“Just when I need you, darling—the whole of the forest has come away from the blocks. It’ll need something better than glue this time—maybe tacks—and a whole new set of ferns from some very evergreen thing—it’s of the utmost importance that it look lovely for Tuesday. Oh, Eleanor Glugel came by just after school and told me all about it and I think it’s an excellent opportunity for the show, really excellent. I’ve been dying to talk to you about it—what took you so long? I had to listen to Glugel rattling on about her grandmother’s tattoo for half an hour—that’s what she’s bringing in, to show—or tell—if you can believe it—her own grandmother.” Polly shuddered, and indicated a spot on the underside of her own delicate wrist: “What an uplifting subject! Oh, but don’t we all already know the world is full of horror? Do we really need to hear about it all the livelong day? There’s no romance in that child whatsoever. No clue of the magic of storytelling. I’ll bet you a dollar she wears a girdle already.”

All of this poured right into his ear, as Polly’s lips were exactly level with it. She pressed his hand; he pressed back. She was perfect—an elf princess who had sworn allegiance only to him. Yet sometimes he wished that she could see, as he did, that theirs was a steely bond, not as easily broken as she seemed to imagine—one which he would never, ever give up, no matter how many four-bedroom apartments or soda fountains he came across in this life. Who else could make him agree to appear before his classmates in a pair of long johns, a nightshirt and a droopy hat with a bell on it? What larger sign of fealty could a knight offer a princess than his pride?

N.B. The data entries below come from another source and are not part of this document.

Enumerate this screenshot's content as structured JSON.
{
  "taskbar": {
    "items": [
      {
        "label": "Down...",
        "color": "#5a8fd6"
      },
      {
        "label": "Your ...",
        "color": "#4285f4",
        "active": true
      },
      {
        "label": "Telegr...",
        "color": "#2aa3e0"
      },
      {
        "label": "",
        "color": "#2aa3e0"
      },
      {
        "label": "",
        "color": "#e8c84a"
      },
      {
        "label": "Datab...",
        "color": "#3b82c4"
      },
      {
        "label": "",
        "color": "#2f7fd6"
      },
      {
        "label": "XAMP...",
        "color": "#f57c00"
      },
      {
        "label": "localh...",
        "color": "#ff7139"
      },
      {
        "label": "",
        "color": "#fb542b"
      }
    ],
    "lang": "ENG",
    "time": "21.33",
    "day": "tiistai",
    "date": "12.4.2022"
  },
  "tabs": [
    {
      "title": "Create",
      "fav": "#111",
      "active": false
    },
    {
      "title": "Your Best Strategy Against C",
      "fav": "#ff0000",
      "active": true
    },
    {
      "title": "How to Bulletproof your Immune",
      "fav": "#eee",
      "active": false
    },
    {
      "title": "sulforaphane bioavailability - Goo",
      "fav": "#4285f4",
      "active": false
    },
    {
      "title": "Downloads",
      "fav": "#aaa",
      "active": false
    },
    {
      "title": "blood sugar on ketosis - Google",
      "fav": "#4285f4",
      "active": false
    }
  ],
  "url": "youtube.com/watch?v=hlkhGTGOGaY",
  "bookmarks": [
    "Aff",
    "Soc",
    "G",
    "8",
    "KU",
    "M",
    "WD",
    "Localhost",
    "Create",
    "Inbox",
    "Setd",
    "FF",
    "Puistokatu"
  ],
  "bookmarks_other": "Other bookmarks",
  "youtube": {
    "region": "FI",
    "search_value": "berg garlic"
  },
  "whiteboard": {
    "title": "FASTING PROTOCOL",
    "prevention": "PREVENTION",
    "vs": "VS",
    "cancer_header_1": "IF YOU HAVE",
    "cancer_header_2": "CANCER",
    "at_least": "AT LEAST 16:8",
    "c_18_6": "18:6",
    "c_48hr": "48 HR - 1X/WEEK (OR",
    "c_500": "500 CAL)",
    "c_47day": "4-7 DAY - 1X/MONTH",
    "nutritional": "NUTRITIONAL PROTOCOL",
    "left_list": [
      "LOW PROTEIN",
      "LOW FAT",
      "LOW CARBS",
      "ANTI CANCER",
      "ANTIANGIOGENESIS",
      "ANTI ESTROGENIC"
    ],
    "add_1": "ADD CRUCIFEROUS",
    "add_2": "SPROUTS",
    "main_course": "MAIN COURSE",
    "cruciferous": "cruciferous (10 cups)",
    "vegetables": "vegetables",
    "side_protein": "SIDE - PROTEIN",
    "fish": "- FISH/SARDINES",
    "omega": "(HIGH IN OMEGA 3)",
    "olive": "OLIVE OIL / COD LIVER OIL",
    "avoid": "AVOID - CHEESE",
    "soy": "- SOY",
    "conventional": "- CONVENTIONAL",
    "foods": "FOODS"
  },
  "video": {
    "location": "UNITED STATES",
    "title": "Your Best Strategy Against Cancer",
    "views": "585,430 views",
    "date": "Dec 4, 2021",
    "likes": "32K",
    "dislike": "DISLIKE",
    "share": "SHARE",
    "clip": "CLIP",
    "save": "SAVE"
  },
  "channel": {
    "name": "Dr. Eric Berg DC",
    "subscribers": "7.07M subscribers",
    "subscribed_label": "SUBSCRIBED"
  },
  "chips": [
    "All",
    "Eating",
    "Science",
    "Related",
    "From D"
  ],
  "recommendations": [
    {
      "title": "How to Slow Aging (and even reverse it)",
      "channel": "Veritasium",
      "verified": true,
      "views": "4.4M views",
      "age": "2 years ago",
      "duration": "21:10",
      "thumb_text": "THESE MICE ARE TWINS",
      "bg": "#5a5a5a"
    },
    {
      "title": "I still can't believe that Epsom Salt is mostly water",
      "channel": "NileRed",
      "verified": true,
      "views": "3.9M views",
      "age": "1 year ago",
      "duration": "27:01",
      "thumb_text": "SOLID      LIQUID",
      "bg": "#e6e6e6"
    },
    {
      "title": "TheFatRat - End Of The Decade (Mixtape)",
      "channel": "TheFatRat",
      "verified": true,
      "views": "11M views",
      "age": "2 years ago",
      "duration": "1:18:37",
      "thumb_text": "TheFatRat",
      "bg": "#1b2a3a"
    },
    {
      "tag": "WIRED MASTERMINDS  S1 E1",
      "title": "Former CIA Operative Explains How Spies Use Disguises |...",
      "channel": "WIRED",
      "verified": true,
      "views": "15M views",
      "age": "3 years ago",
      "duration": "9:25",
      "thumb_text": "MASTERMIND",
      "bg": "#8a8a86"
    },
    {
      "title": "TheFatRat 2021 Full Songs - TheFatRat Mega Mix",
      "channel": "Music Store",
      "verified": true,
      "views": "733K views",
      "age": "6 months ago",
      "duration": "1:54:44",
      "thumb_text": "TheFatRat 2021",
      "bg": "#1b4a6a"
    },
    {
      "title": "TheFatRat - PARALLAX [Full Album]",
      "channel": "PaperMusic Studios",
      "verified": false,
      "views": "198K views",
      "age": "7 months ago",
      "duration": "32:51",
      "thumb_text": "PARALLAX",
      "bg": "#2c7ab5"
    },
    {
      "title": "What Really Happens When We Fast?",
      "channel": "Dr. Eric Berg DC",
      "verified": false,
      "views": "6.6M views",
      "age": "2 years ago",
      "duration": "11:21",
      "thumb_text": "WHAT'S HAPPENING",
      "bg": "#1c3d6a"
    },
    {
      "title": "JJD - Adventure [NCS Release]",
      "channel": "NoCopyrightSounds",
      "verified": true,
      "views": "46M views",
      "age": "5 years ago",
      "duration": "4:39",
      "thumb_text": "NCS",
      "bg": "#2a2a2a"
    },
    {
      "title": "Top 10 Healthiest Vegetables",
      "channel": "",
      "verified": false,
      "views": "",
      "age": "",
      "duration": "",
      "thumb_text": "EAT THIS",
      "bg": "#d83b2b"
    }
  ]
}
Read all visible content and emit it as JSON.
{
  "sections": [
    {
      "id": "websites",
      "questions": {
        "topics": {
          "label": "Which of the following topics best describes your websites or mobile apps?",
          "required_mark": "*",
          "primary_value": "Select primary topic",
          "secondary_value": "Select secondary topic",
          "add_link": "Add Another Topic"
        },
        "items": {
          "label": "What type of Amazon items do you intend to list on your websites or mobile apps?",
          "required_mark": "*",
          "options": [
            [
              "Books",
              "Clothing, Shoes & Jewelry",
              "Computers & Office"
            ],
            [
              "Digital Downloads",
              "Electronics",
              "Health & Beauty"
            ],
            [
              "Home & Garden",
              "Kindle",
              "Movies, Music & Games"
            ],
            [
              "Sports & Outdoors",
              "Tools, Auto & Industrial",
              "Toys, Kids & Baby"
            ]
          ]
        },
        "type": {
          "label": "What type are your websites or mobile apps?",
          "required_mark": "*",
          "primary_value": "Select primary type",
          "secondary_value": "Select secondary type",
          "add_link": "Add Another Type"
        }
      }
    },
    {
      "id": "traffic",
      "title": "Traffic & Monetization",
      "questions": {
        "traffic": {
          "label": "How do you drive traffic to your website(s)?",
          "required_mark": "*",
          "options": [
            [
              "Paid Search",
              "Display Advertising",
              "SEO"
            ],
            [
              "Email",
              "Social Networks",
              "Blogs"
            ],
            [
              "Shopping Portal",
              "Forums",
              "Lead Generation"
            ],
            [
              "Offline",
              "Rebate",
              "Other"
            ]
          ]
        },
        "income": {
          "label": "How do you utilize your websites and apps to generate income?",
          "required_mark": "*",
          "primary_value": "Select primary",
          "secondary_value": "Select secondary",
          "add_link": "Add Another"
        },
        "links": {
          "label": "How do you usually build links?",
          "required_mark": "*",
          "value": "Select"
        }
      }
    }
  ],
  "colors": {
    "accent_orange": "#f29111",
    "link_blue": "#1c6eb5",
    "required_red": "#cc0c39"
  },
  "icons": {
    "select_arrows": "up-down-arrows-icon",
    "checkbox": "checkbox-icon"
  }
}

* * *​

But the next morning Miss Steinhardt made a further announcement: the children were to work in pairs, encouraging the values of compromise, shared responsibility and teamwork, so lacking in these difficult times. She gazed in a pained sort of a way out the far window. Thus would a small public school in the Village, in its own little way, act as a beacon for the world. It took a few minutes for Donovan to recognize in this new directive the last-minute reprieve for which he had not even dared to hope. “Me and you!” cried a child called Donna Ford, grabbing the hand of another child called Carla Woodbeck, who flushed happily and replied, “Yeah, us two!” and in another moment the room was filled with similar cries, requested and answered, all around Donovan, like a series of doors shutting in his face. Reduced to trying to catch the eye of Walter Ulbricht, he found even Walter Ulbricht avoiding him, apparently holding out for a better option.

“Part of my point,” said Miss Steinhardt, in a queer wobbly voice that silenced her class, “is we don’t always get to choose whom we work with.” Miss Steinhardt had spent yesterday at her grandparents’ home in Brooklyn Heights, watching tanks cross the Suez Canal. “Line up, please, as I call your names.”

The pairing was to be achieved alphabetically, as if a third of the class wasn’t colored and Walter Ulbricht didn’t have a port-wine stain eating half his face. A second flurry of anxious voices went up; Miss Steinhardt ignored them; the double line was achieved; the bell rang. In the hall, Cassandra Kent fell in step with Donovan Kendal. They walked out like this, onto Sullivan, neither holding hands nor talking, yet clearly walking together. Once again he passed through Washington Square Park, as he did daily, but the fact of Cassie Kent transformed it: the leaves were not merely crunchy but entirely golden, and the fountain threw up glorious columns of water, over and over, an engine of joy. Whatever it was that glistened in the wide skull-gaps between her tight plaits smelled of a vacation somewhere wonderful.

“Let’s do yours,” said Cassie. “The museum. Since you got it all figured already.”

“Oh. Well, all right.”

“Gu-Gu-Guggenheim,” she said, imitating him but somehow not unkindly. “Now, it’s gonna look like an ice cream, we know that.”

“A temple for the s-s-pirit. Hundred and ten feet tall,” said the boy, as they went under the arch. “And this is, how tall d’you think—”

“Seventy-seven. So thirty percent smaller,” said Cassie, without pausing. “I’m mathematical. Wanna play?”